How do I know when to start feeding my baby solids, and which foods should I start with?”

The short story is, there is no exact time or milestone to start your baby with solids.  In fact, most leading experts tend to agree that most babies get all of the nutrition they need in their first six month from breast milk or formula.  That said, 6 to 9 months seems to be the sweet spot for starting your baby on solids.  Here are a few general guidelines for determining the when…

  1. Make sure you baby can sit upright and hold up his or her head on their own
  2. Has mastered their tongue and lip movement
  3. Still seems hungry after a full day feeding of breastmilk or formula

Now that we have determined that it is okay to start your baby on solids, here are a couple tips to get them into the routine.

  1. Feed your baby at normal adult mealtimes.  The sooner you get them into a big boy/girl routine, the better.
  2. Start out with two servings per day for the first month or so.  Start with lunch and dinner.  Gradually add in the breakfast feeding.
  3. Wash your baby’s hands well before mealtime.  Your baby will likely do a lot of exploring with their food.  Keep them clean.

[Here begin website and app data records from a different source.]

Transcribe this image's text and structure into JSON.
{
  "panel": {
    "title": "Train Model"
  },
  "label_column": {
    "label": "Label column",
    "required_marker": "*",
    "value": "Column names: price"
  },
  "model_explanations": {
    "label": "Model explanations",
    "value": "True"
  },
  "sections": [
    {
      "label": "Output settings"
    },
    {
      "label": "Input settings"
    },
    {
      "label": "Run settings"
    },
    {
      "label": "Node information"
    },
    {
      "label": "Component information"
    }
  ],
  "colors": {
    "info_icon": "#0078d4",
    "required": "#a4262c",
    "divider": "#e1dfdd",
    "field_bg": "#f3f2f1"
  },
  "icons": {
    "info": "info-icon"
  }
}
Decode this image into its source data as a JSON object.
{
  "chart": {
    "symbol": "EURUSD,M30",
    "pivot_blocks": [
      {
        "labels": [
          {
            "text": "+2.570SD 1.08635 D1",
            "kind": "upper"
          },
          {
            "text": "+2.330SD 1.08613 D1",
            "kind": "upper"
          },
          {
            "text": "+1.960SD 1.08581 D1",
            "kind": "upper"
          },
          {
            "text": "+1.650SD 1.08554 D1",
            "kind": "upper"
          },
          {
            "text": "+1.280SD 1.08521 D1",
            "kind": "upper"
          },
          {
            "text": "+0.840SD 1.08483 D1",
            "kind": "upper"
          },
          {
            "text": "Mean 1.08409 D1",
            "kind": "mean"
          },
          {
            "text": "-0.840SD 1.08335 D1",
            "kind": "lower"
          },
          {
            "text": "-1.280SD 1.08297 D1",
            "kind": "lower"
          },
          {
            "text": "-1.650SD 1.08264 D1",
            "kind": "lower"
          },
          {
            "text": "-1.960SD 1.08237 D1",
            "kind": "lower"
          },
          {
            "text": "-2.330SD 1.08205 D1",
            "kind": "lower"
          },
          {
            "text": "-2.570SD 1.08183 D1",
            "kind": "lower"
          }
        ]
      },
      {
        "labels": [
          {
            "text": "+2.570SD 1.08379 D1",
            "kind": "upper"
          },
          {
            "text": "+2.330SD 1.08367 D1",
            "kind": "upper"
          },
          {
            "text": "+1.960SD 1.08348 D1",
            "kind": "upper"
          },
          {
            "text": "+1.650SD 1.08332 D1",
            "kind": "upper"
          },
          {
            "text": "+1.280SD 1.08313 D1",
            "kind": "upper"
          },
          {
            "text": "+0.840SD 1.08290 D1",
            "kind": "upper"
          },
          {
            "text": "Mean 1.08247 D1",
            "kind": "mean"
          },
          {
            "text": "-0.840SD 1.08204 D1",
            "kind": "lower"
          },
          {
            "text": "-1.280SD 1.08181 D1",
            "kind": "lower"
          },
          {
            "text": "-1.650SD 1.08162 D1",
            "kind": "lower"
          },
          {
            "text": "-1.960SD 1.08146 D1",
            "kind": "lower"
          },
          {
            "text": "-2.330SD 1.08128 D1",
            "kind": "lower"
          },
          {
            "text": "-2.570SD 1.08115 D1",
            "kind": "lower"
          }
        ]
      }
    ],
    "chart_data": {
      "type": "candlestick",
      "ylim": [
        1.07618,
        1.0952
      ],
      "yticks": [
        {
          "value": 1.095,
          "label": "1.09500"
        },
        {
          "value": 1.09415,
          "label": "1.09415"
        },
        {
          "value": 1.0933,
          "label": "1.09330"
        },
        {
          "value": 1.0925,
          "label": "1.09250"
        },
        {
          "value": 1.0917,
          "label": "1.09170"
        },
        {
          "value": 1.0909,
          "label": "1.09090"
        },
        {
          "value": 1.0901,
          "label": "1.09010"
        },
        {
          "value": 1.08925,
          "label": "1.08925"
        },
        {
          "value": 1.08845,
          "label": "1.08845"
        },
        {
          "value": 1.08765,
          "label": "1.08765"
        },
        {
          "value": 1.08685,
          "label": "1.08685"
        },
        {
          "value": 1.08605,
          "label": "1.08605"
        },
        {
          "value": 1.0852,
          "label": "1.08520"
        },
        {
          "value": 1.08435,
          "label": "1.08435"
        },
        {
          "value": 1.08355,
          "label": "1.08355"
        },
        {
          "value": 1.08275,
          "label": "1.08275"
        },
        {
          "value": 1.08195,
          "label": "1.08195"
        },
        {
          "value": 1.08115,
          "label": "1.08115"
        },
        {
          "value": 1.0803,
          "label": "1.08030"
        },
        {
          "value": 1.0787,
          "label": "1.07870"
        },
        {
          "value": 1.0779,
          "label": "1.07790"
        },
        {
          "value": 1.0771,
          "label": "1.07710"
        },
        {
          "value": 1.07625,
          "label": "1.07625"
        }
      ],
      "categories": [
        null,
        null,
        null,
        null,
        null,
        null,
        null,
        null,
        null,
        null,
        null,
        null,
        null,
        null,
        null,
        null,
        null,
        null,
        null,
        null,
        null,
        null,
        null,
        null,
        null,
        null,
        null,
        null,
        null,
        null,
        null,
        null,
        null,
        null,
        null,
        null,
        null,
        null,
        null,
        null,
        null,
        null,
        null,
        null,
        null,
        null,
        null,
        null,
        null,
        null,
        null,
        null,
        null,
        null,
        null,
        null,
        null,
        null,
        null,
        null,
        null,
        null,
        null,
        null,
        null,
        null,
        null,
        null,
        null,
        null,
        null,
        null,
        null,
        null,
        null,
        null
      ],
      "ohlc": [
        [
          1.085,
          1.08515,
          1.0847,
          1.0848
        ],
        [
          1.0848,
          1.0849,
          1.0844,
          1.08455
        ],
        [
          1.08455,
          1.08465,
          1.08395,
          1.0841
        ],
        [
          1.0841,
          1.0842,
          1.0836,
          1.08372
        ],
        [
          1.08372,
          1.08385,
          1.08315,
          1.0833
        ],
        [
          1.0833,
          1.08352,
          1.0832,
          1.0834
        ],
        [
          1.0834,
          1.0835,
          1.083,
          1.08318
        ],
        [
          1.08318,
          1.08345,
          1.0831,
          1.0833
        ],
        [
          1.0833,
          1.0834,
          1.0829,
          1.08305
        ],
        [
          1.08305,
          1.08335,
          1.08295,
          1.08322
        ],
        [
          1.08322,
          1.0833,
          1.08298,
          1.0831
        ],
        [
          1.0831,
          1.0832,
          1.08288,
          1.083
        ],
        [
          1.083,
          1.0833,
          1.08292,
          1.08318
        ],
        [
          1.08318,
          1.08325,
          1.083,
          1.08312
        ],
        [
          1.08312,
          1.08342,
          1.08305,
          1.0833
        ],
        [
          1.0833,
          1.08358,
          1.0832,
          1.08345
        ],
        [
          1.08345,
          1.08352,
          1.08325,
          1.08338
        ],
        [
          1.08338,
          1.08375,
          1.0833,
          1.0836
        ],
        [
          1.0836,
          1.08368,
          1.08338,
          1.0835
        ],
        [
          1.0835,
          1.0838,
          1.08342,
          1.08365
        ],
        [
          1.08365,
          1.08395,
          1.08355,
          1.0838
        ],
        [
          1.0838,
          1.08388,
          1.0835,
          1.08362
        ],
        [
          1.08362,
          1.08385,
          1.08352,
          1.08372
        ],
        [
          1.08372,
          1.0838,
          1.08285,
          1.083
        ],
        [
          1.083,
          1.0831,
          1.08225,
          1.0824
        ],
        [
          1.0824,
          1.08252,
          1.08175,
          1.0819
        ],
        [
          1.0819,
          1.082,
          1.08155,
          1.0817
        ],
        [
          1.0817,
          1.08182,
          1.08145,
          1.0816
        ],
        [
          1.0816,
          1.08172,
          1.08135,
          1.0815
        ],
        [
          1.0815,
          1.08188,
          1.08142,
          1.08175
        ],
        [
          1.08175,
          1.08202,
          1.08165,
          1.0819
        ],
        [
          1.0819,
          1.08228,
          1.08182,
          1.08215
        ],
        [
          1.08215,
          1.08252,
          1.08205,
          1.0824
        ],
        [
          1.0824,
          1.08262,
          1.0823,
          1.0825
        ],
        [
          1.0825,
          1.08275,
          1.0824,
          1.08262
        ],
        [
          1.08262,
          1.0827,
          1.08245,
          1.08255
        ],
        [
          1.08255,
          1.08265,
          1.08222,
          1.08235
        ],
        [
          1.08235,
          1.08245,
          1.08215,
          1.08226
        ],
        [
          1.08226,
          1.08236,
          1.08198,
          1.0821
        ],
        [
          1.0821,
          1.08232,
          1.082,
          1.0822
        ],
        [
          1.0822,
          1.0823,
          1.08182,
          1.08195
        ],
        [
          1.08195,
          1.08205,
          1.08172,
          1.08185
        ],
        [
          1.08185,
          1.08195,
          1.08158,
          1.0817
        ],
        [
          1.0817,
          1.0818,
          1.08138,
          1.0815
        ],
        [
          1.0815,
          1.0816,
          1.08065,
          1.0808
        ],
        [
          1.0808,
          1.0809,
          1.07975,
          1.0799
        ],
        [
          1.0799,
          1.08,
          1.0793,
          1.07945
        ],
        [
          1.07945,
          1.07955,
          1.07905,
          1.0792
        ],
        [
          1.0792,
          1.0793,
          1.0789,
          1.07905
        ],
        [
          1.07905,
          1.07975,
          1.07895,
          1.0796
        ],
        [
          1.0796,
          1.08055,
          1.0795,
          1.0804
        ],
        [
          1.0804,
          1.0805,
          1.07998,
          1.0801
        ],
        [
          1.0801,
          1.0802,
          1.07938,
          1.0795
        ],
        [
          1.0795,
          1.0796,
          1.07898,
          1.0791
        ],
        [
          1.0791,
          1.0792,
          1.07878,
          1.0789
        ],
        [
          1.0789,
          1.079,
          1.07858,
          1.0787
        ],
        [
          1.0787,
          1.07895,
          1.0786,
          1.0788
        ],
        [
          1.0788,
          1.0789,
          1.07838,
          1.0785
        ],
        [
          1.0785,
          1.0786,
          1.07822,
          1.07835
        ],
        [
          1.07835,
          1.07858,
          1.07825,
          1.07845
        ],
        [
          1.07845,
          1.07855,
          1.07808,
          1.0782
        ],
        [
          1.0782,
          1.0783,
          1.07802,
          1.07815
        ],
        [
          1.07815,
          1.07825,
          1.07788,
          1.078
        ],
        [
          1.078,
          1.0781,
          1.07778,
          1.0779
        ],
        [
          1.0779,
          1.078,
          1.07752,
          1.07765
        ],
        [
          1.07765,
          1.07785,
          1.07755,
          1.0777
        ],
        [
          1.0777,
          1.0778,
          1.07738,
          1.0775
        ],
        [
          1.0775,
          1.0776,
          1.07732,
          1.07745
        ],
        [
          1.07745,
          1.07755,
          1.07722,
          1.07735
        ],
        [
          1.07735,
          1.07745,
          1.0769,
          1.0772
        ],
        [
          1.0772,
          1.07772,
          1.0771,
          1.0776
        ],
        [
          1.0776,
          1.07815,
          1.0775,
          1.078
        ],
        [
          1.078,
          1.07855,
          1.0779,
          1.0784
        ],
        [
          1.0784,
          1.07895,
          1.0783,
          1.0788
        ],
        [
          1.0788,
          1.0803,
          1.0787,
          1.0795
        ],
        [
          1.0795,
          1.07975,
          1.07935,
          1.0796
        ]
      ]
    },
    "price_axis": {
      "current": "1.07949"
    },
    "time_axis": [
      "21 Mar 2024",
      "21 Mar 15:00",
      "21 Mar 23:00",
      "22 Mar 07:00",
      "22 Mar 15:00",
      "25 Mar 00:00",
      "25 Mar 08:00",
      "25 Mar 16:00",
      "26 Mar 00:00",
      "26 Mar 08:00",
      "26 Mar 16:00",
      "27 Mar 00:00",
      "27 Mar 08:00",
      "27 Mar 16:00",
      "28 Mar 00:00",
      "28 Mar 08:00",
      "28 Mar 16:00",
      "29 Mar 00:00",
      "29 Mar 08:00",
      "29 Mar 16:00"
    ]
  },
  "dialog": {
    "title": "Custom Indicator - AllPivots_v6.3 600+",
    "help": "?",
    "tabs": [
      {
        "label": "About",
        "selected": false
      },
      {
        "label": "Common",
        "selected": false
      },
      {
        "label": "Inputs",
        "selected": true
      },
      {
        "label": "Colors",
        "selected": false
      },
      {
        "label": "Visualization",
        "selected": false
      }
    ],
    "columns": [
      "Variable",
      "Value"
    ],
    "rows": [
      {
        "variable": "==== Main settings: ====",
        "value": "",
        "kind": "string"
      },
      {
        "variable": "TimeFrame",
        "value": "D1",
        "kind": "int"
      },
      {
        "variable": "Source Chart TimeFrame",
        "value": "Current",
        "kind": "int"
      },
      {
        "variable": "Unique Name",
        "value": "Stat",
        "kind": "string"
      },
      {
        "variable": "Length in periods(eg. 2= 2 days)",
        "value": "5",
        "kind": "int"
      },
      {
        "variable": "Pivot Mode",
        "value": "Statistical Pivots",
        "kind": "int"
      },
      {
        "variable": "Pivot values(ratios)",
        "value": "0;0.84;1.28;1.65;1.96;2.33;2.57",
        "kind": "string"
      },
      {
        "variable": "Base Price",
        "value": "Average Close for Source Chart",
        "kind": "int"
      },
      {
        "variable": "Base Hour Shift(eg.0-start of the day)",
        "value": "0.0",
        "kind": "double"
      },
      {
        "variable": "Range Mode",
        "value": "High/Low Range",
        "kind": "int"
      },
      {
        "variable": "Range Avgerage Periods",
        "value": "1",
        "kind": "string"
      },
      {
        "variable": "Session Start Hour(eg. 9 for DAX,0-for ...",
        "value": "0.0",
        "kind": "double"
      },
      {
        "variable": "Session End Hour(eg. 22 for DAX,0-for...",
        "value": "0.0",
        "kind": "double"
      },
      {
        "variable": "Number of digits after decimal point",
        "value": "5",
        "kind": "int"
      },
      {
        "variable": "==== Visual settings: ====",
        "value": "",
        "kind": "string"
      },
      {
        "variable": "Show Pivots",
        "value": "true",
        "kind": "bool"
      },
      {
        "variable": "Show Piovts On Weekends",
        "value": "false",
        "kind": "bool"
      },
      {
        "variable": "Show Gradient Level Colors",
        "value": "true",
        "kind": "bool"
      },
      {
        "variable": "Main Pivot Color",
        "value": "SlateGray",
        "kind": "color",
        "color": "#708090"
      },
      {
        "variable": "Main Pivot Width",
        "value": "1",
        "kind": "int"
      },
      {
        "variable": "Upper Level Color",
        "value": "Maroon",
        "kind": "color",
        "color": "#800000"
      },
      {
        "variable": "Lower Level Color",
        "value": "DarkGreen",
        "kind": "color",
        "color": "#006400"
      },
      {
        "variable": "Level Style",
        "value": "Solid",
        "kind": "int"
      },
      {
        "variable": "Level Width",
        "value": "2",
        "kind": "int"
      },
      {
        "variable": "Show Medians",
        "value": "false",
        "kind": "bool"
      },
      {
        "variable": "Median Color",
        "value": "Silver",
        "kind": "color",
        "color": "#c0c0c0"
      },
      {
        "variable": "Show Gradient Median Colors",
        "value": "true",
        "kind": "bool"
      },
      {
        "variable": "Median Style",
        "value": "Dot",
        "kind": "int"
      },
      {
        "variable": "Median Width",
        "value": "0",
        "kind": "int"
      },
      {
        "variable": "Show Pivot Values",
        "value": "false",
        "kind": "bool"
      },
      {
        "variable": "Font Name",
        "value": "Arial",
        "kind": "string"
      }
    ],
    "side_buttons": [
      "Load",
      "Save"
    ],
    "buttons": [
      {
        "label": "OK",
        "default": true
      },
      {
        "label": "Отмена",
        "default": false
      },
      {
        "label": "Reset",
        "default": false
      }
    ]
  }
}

Now the biggest decision.  What types of foods should we start with?

Dr. Sears also recommends, “Whenever you start your child on solids, begin with foods that are the least allergenic and the closest to breast milk and formula in taste and consistency, such as mashed bananas or rice cereal.”    Here are a couple of tips…

  1. Months 4-8: Pureed vegetables and fruits.  Sweet potatoes, green beans, carrots, bananas and rice cereal.
  2. Months 9-12:  Introduced mashed, chopped, or ground finger foods.  Try crackers, soft fruits and vegetables and some ground soft meats.
  3. Stay away from: Cow’s milk, citrus, honey and any food that may constitute a choking hazard such as globs of peanut butter, nuts and dried fruits such as raisins.

Always remember, if you have any questions or concerns, always call your pediatrician or pediatricians nurse.  Next question up: “Are they supposed to have green poop from their solids?” Happy parenting!